…the sewer level.

Why is there always a sewer level?

I refuse, point blank, to enter the sewer level.  The Virbank Gym was bad enough.  Jim and Hugh can muck around down there with the rats and the sludge monsters and goodness knows what else; I am going to the Café Sonata for antipasto and a glass of sweet white.  Iris doesn’t want to enter the sewer level either but she tries to hide it by claiming she’s standing guard on the surface, the sneaky little brat, so I do not invite her to join me.

 The Sewer Level.

Jim and Hugh enter the sewer level and, in fact, find Team Plasma remarkably quickly.  There are only two grunts in the area, who fall very quickly under their joint assault and flee the scene.  Burgh, the Castelia Gym Leader, emerges from the tunnel near where the goons were standing and declares that there are no other suspicious characters in the area.  Hugh’s thirst for vengeance is slaked for now, and he leaves, as does Burgh, who is returning to his Gym – well and good, but it leaves us no closer to finding their damn ship.  What kind of Bug Pokémon Master doesn’t keep a String Shot or Spider Web handy for just this kind of situation?  Immediately after Burgh leaves, having declared that there are no other suspicious characters in the tunnel, an extremely suspicious character steps out of the tunnel – the blonde white-coated scientist fellow who appeared in the games’ title sequence.  He reveals that he had been watching Jim and Hugh battle, and was impressed by their power, but slips away before Jim can call out a Pokémon to detain him for further questions.  Since Burgh has now been revealed as just about the most incompetent Gym Leader in the history of ever, Jim elects to remain in the sewer level for a while to make absolutely sure there’s no one else suspicious down here.  In fact, he finds that there are a great many suspicious people in the sewer level, though none of them seem to be affiliated with Team Plasma.  The tunnel, which is known as the Relic Passage, turns out to have been built by an ancient civilisation and links up to… somewhere, but Jim isn’t able to get very far inside.  He does find an extremely dodgy scientist who asks him, apparently in total seriousness, whether he is part of the sewer.  As fascinated as Jim is by the Relic Passage, he leaves as quickly as possible to search the sewers, making a mental note to report the scientist to the nearest asylum.

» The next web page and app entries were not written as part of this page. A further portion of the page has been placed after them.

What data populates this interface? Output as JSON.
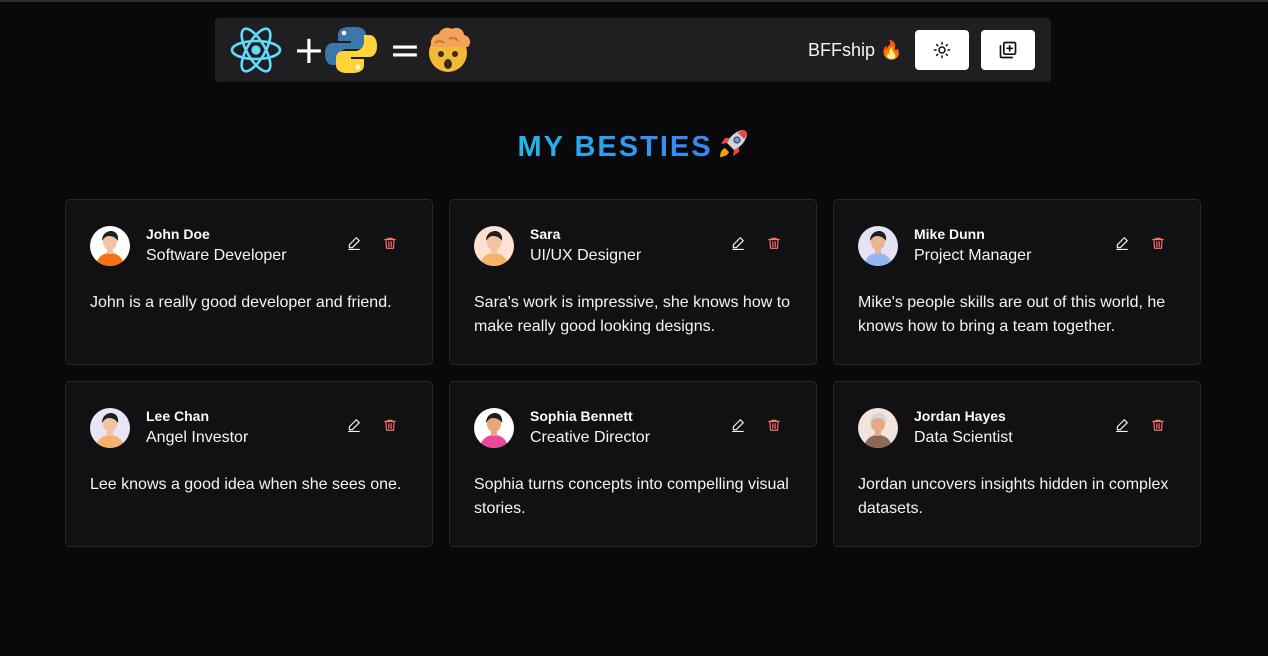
{
  "navbar": {
    "plus_symbol": "+",
    "equals_symbol": "=",
    "brand": "BFFship 🔥",
    "theme_toggle_icon": "sun-icon",
    "add_friend_icon": "add-square-icon"
  },
  "page": {
    "title": "MY BESTIES",
    "title_emoji": "rocket-icon"
  },
  "colors": {
    "background": "#09090b",
    "card": "#111113",
    "accent_start": "#22b8e8",
    "accent_end": "#3b82f6",
    "delete": "#f87171"
  },
  "friends": [
    {
      "name": "John Doe",
      "role": "Software Developer",
      "description": "John is a really good developer and friend.",
      "avatar_bg": "#ffffff",
      "avatar_shirt": "#f97316",
      "avatar_hair": "#1f1f1f",
      "avatar_skin": "#f2c4a3"
    },
    {
      "name": "Sara",
      "role": "UI/UX Designer",
      "description": "Sara's work is impressive, she knows how to make really good looking designs.",
      "avatar_bg": "#fde2d1",
      "avatar_shirt": "#f5b26b",
      "avatar_hair": "#1f1f1f",
      "avatar_skin": "#f2c4a3"
    },
    {
      "name": "Mike Dunn",
      "role": "Project Manager",
      "description": "Mike's people skills are out of this world, he knows how to bring a team together.",
      "avatar_bg": "#e6e2f5",
      "avatar_shirt": "#93b7f0",
      "avatar_hair": "#1f1f1f",
      "avatar_skin": "#e9b48f"
    },
    {
      "name": "Lee Chan",
      "role": "Angel Investor",
      "description": "Lee knows a good idea when she sees one.",
      "avatar_bg": "#e9e4f7",
      "avatar_shirt": "#f4b16a",
      "avatar_hair": "#1f1f1f",
      "avatar_skin": "#f2c4a3"
    },
    {
      "name": "Sophia Bennett",
      "role": "Creative Director",
      "description": "Sophia turns concepts into compelling visual stories.",
      "avatar_bg": "#ffffff",
      "avatar_shirt": "#ec4899",
      "avatar_hair": "#1f1f1f",
      "avatar_skin": "#e9a67c"
    },
    {
      "name": "Jordan Hayes",
      "role": "Data Scientist",
      "description": "Jordan uncovers insights hidden in complex datasets.",
      "avatar_bg": "#f3e3dc",
      "avatar_shirt": "#8a6a55",
      "avatar_hair": "#d6d6d6",
      "avatar_skin": "#e2a98a"
    }
  ]
}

The sewers turn out to be full of Pokémon trainers, one or two of whom appear to have legitimate reason to be down there, though most of them just like hanging around in sewers.  Jim finds no trace of Team Plasma, although in one room, he finds a female scientist who claims to be attempting to create medicines from the venom of Poison Pokémon and other substances from the sewers.  She proclaims her day’s experiment a minor success, and hands Jim an oddly murky-looking Potion to test.  Jim smiles charmingly at her, saying that he’ll try it out later, leaves the room as quickly as possible, and promptly tips the Potion back into the sewer water from which most of it probably came.  He elects to get the hell out of this hive of madness and returns to the surface, where Iris congratulates him on whatever it was he just did and wanders off.  Jim scrapes the sewer muck off his shoes and decides to find me.  I have just finished my meal, and meet him on Narrow Street as I head back towards the Pokémon Centre.  We take a moment to discuss recent events before turning in.  Team Plasma is back, clearly, and they seem to have discarded their former facade of a movement for social change and Pokémon rights; now they’re just perfectly standard Pokémon thieves.  That’s fine by me; it makes them someone else’s problem.  Let the police deal with them.  Jim points out, not unreasonably, that teenaged Pokémon trainers are the closest thing this universe has to a police force.  I mutter that this is clearly the public’s own fault and the inevitable price of their low taxation, and propose returning to Aspertia as soon as we can use Fly to bypass Virbank City.  For now, though, we’re in Castelia… so we may as well stay long enough to take on that cloud cuckoo of a Gym Leader…